What you have to do:
From start to finish, set down the entries below exactly, leaving out the pictures.

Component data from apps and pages

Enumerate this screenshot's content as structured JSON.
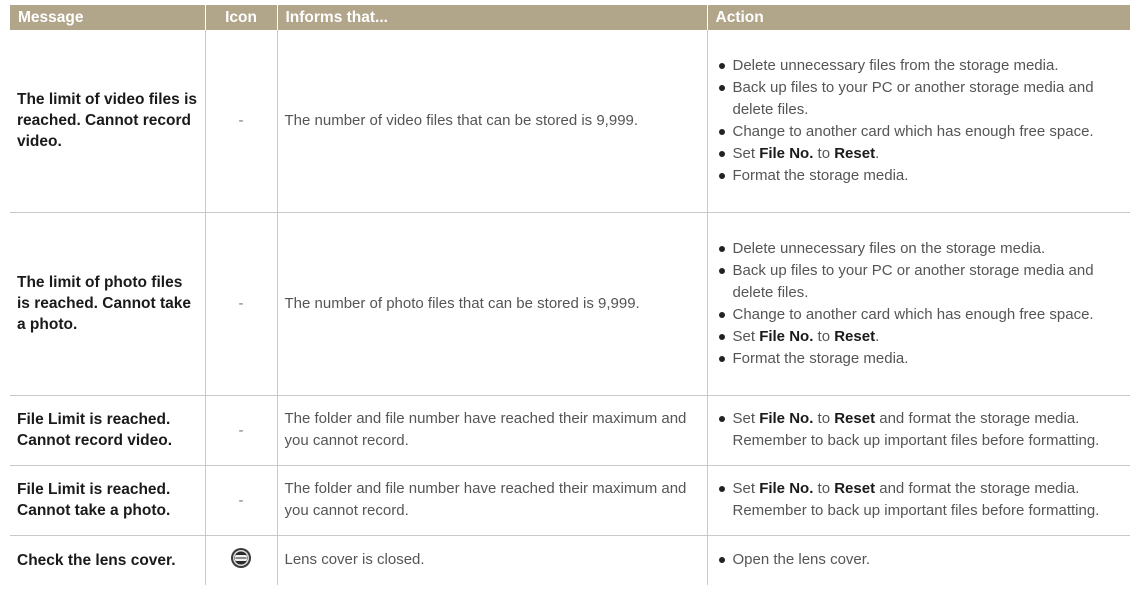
{
  "header": {
    "message": "Message",
    "icon": "Icon",
    "informs": "Informs that...",
    "action": "Action"
  },
  "rows": [
    {
      "message": "The limit of video files is reached. Cannot record video.",
      "icon": "-",
      "informs": "The number of video files that can be stored is 9,999.",
      "actions": [
        {
          "text": "Delete unnecessary files from the storage media."
        },
        {
          "text": "Back up files to your PC or another storage media and delete files."
        },
        {
          "text": "Change to another card which has enough free space."
        },
        {
          "pre": "Set ",
          "b1": "File No.",
          "mid": " to ",
          "b2": "Reset",
          "post": "."
        },
        {
          "text": "Format the storage media."
        }
      ]
    },
    {
      "message": "The limit of photo files is reached. Cannot take a photo.",
      "icon": "-",
      "informs": "The number of photo files that can be stored is 9,999.",
      "actions": [
        {
          "text": "Delete unnecessary files on the storage media."
        },
        {
          "text": "Back up files to your PC or another storage media and delete files."
        },
        {
          "text": "Change to another card which has enough free space."
        },
        {
          "pre": "Set ",
          "b1": "File No.",
          "mid": " to ",
          "b2": "Reset",
          "post": "."
        },
        {
          "text": "Format the storage media."
        }
      ]
    },
    {
      "message": "File Limit is reached. Cannot record video.",
      "icon": "-",
      "informs": "The folder and file number have reached their maximum and you cannot record.",
      "actions": [
        {
          "pre": "Set ",
          "b1": "File No.",
          "mid": " to ",
          "b2": "Reset",
          "post": " and format the storage media. Remember to back up important files before formatting."
        }
      ]
    },
    {
      "message": "File Limit is reached. Cannot take a photo.",
      "icon": "-",
      "informs": "The folder and file number have reached their maximum and you cannot record.",
      "actions": [
        {
          "pre": "Set ",
          "b1": "File No.",
          "mid": " to ",
          "b2": "Reset",
          "post": " and format the storage media. Remember to back up important files before formatting."
        }
      ]
    },
    {
      "message": "Check the lens cover.",
      "icon": "lens-cover-icon",
      "informs": "Lens cover is closed.",
      "actions": [
        {
          "text": "Open the lens cover."
        }
      ]
    }
  ]
}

Written response:
Enumerate this screenshot's content as structured JSON.
{
  "header": {
    "message": "Message",
    "icon": "Icon",
    "informs": "Informs that...",
    "action": "Action"
  },
  "rows": [
    {
      "message": "The limit of video files is reached. Cannot record video.",
      "icon": "-",
      "informs": "The number of video files that can be stored is 9,999.",
      "actions": [
        {
          "text": "Delete unnecessary files from the storage media."
        },
        {
          "text": "Back up files to your PC or another storage media and delete files."
        },
        {
          "text": "Change to another card which has enough free space."
        },
        {
          "pre": "Set ",
          "b1": "File No.",
          "mid": " to ",
          "b2": "Reset",
          "post": "."
        },
        {
          "text": "Format the storage media."
        }
      ]
    },
    {
      "message": "The limit of photo files is reached. Cannot take a photo.",
      "icon": "-",
      "informs": "The number of photo files that can be stored is 9,999.",
      "actions": [
        {
          "text": "Delete unnecessary files on the storage media."
        },
        {
          "text": "Back up files to your PC or another storage media and delete files."
        },
        {
          "text": "Change to another card which has enough free space."
        },
        {
          "pre": "Set ",
          "b1": "File No.",
          "mid": " to ",
          "b2": "Reset",
          "post": "."
        },
        {
          "text": "Format the storage media."
        }
      ]
    },
    {
      "message": "File Limit is reached. Cannot record video.",
      "icon": "-",
      "informs": "The folder and file number have reached their maximum and you cannot record.",
      "actions": [
        {
          "pre": "Set ",
          "b1": "File No.",
          "mid": " to ",
          "b2": "Reset",
          "post": " and format the storage media. Remember to back up important files before formatting."
        }
      ]
    },
    {
      "message": "File Limit is reached. Cannot take a photo.",
      "icon": "-",
      "informs": "The folder and file number have reached their maximum and you cannot record.",
      "actions": [
        {
          "pre": "Set ",
          "b1": "File No.",
          "mid": " to ",
          "b2": "Reset",
          "post": " and format the storage media. Remember to back up important files before formatting."
        }
      ]
    },
    {
      "message": "Check the lens cover.",
      "icon": "lens-cover-icon",
      "informs": "Lens cover is closed.",
      "actions": [
        {
          "text": "Open the lens cover."
        }
      ]
    }
  ]
}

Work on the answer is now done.